Prior to the arrival of Modesto Irrigation District (MID) Director Larry Byrd, the MID Board of Directors and General Manager Allen Short represented one of the last bastions of Old Modesto. Immune from public criticism and well connected through social satraps like Tom Van Groningen, the MID operated one of the largest budgets in the region with virtually no citizen oversight.
Because of this recent history, there’s one over-arching issue in the upcoming election for new board members: Should the policies of Allen Short and Tom Van Groningen continue? Until a few months ago, Short was still on the MID payroll via the San Joaquin Tributaries Authority, and Van Groningen has played an ongoing part in establishing a slate of friendly candidates to replace him and his supporters on the board. Those who want real change at the MID will vote to ensure the policies of the past don’t dominate the policy of the future.
The Division 4 race is the most crowded. The establishment candidate is Jim Mortensen. He’s most likely to take a middle of the road stance on most issues, which means he’ll be open to discussion of water transfers.
Water transfers, the euphemism for water sales, have proven to be one of the bigger mistakes of recent years. As a result of water sales, northern California sends water all the way to Los Angeles. It also sends water south to the Westlands Water District, where intensive farming has resulted in ruined soil and groundwater. Because of the likelihood he will support water sales and is backed by those who favored the Short-Van Groningen regime, Mortensen should be defeated.
His opponents are all well-qualified and knowledgeable. Jake Wenger has been endorsed by the Farm Bureau and is not only well-versed in state and local water issues, he’s extremely articulate and a will be a good communicator with MID customers. Vote Wenger.
In Division 2, the same people who provided cover for Short and Van Groningen are boosting John Mensinger on the basis of his “analytical” abilities and business acumen. Mensinger’s opponent is Carmen Sabatino, whose term as Mayor of Modesto featured the most transparent local government before or since.

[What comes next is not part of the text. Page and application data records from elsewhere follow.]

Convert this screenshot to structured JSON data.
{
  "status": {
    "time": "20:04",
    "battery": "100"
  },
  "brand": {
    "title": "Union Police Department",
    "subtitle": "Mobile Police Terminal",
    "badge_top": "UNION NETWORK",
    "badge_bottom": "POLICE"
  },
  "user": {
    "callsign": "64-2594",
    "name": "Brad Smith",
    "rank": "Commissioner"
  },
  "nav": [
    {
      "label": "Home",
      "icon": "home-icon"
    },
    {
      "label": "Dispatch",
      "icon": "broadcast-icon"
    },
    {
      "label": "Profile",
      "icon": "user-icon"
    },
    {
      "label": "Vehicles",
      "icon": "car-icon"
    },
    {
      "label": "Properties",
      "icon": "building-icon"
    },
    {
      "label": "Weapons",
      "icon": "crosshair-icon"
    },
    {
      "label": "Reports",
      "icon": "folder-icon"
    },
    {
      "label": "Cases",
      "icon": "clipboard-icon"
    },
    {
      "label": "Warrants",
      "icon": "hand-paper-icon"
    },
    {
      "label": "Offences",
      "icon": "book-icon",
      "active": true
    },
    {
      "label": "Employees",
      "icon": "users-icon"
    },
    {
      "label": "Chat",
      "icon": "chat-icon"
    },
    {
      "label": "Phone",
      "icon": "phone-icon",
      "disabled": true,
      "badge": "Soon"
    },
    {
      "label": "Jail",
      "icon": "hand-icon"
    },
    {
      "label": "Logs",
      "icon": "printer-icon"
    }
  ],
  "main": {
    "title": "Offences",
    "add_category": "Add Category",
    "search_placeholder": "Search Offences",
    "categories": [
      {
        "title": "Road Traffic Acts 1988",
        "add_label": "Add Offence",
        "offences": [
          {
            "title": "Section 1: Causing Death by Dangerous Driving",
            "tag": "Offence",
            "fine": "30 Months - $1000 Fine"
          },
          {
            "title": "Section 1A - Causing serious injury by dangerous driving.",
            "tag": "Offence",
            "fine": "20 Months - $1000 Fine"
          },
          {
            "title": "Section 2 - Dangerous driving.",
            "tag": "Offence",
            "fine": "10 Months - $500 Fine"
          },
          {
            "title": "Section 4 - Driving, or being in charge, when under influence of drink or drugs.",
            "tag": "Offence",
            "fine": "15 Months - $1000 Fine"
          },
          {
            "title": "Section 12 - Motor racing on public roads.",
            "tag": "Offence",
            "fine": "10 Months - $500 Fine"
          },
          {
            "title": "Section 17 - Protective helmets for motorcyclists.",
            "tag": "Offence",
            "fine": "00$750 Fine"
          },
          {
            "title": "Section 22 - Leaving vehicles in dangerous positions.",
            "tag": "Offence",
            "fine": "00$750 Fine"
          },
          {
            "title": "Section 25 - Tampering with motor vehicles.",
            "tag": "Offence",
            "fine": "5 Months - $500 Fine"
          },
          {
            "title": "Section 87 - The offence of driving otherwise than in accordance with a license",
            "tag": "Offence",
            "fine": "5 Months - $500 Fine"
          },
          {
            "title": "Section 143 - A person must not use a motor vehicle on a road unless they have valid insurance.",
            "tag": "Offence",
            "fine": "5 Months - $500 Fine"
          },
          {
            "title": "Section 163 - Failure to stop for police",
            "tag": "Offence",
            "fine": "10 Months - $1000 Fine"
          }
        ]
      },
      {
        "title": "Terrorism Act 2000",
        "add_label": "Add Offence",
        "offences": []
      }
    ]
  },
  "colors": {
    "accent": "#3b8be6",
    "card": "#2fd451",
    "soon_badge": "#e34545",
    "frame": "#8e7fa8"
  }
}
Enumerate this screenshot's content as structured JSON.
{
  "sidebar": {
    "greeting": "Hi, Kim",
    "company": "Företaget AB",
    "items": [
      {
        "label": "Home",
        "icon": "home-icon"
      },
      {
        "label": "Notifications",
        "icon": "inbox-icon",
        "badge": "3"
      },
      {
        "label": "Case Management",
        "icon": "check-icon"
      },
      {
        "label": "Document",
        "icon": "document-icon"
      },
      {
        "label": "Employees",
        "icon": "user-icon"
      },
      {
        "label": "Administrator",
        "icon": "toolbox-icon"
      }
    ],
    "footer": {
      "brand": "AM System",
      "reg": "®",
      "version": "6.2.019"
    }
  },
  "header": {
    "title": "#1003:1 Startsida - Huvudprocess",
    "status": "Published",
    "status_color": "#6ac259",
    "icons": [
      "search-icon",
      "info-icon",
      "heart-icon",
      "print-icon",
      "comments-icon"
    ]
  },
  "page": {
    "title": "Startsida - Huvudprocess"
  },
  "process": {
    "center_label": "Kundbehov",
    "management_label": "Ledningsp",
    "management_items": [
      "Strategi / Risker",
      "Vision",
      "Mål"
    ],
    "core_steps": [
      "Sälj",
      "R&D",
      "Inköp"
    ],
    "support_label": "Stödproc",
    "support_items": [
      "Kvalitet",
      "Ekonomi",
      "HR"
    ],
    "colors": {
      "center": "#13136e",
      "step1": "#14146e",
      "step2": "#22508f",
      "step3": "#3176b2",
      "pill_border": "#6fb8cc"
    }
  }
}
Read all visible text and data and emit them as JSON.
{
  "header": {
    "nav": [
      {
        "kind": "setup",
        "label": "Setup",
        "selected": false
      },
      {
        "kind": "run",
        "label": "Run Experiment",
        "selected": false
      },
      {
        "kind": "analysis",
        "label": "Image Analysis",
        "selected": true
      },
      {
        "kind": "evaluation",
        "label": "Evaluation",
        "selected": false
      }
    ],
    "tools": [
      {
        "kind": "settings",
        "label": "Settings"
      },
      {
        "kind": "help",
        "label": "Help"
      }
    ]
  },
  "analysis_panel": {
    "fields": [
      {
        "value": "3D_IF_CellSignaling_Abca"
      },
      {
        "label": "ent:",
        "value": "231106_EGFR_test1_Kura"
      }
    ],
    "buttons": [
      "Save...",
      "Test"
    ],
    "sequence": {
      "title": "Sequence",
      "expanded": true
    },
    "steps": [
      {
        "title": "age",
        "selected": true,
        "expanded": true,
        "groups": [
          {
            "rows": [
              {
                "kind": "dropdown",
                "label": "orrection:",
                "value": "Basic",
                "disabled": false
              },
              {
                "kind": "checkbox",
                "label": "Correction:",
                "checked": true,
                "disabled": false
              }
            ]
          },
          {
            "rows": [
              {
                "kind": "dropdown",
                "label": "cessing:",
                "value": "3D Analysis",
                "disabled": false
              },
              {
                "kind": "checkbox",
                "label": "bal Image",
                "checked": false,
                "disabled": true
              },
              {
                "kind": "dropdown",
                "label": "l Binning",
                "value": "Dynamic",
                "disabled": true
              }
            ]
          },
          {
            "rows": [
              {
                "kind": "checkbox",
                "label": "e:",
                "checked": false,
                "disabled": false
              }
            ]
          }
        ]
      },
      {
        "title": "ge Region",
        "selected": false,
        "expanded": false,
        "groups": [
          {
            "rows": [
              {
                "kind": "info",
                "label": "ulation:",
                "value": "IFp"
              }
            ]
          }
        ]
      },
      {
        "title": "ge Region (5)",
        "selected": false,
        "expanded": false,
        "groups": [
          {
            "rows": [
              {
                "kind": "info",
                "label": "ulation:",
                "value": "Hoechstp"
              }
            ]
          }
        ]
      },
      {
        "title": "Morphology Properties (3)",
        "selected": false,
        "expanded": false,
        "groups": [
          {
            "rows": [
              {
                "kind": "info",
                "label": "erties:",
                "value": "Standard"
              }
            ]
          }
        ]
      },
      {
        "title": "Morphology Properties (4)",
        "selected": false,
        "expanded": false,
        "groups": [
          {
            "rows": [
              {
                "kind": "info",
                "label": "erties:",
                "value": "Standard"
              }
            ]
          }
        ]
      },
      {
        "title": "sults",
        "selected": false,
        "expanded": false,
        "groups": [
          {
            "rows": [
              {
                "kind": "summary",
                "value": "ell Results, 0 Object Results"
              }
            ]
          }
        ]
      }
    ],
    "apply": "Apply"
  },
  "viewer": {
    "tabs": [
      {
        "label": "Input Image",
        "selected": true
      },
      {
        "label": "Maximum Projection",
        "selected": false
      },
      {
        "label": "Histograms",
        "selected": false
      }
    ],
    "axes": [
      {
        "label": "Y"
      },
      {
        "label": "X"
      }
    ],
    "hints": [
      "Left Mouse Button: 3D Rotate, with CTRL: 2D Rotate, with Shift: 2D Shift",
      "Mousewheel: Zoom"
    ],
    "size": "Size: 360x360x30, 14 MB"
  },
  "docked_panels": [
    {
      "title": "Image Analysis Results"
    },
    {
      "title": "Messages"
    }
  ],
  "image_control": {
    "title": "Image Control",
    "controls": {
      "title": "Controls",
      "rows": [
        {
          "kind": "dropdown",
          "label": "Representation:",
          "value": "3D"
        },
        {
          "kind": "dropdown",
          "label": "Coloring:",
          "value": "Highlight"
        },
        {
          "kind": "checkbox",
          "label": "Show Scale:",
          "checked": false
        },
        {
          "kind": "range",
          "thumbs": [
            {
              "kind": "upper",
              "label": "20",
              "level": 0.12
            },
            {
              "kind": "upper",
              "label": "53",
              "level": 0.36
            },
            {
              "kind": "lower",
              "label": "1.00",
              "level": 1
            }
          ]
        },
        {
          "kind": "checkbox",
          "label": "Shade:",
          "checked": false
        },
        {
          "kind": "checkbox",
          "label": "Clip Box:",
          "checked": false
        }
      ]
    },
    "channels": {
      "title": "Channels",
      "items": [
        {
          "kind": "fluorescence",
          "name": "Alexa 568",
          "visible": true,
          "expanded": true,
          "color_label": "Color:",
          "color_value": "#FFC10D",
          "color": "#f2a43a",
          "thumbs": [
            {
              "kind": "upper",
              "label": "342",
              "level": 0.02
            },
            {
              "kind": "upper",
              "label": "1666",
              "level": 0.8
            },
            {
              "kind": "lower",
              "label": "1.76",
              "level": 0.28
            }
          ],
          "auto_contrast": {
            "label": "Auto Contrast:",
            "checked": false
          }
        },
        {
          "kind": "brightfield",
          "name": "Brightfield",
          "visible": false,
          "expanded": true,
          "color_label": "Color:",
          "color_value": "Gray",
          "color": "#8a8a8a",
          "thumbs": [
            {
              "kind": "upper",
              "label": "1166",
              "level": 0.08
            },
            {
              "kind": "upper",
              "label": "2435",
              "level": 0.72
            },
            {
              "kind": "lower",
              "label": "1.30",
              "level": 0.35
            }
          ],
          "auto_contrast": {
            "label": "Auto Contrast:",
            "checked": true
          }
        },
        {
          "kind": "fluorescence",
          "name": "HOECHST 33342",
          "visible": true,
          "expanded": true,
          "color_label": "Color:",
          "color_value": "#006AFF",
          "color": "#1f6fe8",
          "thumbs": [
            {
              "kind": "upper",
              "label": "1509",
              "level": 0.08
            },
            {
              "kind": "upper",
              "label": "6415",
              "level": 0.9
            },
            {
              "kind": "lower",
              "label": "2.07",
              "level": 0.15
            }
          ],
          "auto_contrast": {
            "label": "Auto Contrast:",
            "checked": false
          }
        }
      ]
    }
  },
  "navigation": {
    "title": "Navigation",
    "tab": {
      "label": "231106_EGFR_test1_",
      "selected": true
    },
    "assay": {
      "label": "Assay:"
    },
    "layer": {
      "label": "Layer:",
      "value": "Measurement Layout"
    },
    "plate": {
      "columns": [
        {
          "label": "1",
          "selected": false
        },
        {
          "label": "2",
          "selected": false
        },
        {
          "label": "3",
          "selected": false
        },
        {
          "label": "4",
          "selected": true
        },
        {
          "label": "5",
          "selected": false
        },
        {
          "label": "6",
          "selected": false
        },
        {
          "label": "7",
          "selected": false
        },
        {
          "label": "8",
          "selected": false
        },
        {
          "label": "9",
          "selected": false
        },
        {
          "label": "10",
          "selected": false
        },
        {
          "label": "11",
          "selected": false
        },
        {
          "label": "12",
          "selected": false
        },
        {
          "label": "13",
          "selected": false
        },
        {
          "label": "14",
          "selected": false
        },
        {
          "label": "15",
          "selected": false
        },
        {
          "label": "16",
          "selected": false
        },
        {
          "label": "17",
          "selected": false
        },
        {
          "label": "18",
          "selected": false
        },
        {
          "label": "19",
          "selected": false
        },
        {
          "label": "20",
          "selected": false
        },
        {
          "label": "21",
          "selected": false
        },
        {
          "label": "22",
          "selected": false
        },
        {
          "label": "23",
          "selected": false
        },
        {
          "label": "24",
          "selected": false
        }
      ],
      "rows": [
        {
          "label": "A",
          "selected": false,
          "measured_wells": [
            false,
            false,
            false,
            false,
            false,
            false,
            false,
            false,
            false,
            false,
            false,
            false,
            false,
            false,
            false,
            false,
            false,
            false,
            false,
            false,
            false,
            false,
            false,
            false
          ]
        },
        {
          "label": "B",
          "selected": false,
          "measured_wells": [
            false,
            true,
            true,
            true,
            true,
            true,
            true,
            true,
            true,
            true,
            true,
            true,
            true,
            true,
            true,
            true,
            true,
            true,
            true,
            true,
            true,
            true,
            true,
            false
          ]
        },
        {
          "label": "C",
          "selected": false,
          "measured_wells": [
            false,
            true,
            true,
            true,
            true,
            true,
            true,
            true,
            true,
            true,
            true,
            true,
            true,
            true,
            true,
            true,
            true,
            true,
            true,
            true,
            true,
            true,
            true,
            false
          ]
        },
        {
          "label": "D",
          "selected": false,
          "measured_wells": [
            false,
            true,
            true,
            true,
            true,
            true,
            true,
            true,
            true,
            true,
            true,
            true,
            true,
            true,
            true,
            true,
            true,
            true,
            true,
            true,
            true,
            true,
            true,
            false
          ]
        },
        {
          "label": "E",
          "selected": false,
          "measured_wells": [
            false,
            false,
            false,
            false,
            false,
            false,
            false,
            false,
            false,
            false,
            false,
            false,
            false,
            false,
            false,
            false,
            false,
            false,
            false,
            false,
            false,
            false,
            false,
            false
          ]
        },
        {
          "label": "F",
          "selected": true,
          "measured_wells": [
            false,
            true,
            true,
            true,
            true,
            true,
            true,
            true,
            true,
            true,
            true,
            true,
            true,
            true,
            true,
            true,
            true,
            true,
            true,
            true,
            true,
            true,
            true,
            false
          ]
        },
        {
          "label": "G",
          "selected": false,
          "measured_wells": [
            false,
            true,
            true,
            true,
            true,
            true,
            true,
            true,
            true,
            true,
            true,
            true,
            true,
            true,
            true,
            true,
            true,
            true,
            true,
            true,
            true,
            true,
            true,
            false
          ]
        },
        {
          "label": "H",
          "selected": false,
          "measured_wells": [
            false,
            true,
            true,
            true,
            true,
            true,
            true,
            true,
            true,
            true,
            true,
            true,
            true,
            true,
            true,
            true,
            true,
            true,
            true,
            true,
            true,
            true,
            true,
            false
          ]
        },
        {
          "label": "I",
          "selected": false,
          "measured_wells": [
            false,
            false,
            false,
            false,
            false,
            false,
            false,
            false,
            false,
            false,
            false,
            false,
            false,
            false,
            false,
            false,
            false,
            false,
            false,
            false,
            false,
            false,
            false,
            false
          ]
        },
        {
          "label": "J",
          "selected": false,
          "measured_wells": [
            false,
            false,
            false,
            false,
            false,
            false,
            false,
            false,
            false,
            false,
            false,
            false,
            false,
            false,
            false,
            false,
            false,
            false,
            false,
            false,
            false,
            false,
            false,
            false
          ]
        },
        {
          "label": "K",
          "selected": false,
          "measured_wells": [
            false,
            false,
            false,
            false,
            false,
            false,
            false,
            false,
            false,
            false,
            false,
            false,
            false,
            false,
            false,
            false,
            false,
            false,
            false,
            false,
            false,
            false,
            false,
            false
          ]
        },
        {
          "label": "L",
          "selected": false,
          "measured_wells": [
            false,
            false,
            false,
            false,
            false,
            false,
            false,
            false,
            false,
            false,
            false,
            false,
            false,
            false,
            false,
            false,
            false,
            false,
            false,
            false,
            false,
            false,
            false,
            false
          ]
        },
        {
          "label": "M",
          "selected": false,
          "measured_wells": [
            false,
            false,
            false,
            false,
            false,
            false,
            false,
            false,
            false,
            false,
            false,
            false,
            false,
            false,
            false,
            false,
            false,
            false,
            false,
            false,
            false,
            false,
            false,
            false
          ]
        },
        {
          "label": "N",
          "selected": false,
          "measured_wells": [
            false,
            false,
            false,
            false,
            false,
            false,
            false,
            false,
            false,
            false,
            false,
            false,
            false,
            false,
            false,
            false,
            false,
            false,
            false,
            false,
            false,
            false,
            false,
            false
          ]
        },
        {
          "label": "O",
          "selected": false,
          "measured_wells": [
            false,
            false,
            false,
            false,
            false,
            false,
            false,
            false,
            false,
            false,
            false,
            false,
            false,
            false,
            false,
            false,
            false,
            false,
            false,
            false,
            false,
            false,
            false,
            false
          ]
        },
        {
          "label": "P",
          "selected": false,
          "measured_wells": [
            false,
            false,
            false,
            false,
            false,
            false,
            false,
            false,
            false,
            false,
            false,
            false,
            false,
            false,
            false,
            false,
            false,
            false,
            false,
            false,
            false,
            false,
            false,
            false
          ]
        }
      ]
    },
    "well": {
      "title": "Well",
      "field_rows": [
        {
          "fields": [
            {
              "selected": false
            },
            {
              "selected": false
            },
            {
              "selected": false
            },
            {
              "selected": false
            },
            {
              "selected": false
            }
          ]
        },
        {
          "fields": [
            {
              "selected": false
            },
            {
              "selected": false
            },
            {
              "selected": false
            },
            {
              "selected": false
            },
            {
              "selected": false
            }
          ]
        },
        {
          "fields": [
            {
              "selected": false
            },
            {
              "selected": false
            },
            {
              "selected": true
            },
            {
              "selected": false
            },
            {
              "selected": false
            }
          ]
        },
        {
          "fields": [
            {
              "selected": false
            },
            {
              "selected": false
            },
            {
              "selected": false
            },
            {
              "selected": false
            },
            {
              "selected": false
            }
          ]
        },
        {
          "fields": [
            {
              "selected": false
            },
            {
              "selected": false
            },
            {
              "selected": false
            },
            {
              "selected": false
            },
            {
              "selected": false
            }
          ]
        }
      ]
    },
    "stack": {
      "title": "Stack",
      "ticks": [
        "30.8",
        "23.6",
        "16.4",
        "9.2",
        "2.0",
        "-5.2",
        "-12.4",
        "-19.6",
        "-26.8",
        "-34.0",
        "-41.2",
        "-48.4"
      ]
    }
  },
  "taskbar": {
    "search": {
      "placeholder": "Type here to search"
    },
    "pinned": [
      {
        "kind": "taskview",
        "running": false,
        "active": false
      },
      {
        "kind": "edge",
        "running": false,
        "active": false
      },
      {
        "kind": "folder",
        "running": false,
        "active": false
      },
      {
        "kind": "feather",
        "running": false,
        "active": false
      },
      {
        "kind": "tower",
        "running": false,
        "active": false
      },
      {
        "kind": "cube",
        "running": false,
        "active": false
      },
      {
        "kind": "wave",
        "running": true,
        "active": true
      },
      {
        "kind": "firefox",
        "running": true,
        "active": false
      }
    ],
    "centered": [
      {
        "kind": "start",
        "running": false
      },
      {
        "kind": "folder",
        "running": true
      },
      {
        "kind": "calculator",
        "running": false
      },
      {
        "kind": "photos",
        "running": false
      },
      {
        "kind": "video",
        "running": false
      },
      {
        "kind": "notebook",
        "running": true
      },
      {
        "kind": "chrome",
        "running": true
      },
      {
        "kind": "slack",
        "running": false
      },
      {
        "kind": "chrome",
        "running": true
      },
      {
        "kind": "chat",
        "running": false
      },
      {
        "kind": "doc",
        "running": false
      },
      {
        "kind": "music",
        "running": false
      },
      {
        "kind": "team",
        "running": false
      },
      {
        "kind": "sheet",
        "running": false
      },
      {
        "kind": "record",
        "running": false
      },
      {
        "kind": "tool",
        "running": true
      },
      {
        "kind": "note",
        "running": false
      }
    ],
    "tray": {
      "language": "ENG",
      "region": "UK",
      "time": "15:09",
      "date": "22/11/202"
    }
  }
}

Though he’s been endorsed by the Modesto Bee, the Bee hasn’t mentioned that Mensinger has a major conflict of interest if he wins. His business, American Lumber, sells lumber to the Modesto Irrigation District. That means Mensinger will either have to give up his contract with the MID or recuse himself on issues involving lumber sales and construction. MID ratepayers should have been informed of the conflict when Mensinger declared himself a candidate.
After being nearly ruined by a politically motivated laundry list of trumped up felony charges, Sabatino reopened his Mediterranean Market and Grill just in time for the Great Recession. The business is not only wildly successful, it is expanding. Sabatino has proven his business prowess time and again, often in the worst of circumstances.
Sabatino is a fiscal hawk and has no secrets. He is far more likely to end the MID pattern of secrecy and provide MID customers the facts about the MID budget than his opponent. Vote Sabatino.
The candidates are Les Johnson and Paul Campbell. Even the Modesto Bee admits Paul Campbell “has a lot to learn.” Les Johnson is much more knowledgeable. He’s attended more MID meetings and followed all the critical issues. He’s a retired banker, so he’ll be able to provide plenty of financial advice to an organization that has a past of fiscal blunders. Vote Johnson.
The MID needs a new compass. Larry Byrd and Nick Blom have tried mightily to turn the titanic bureaucracy in a more progressive direction, but they need help. Installing a new slate of candidates who represent the MID’s old ways will send the organization back to the failed past. Johnson, Wenger, and Sabatino offer MID ratepayers the future of transparency and fiscal prudence they have so long been denied.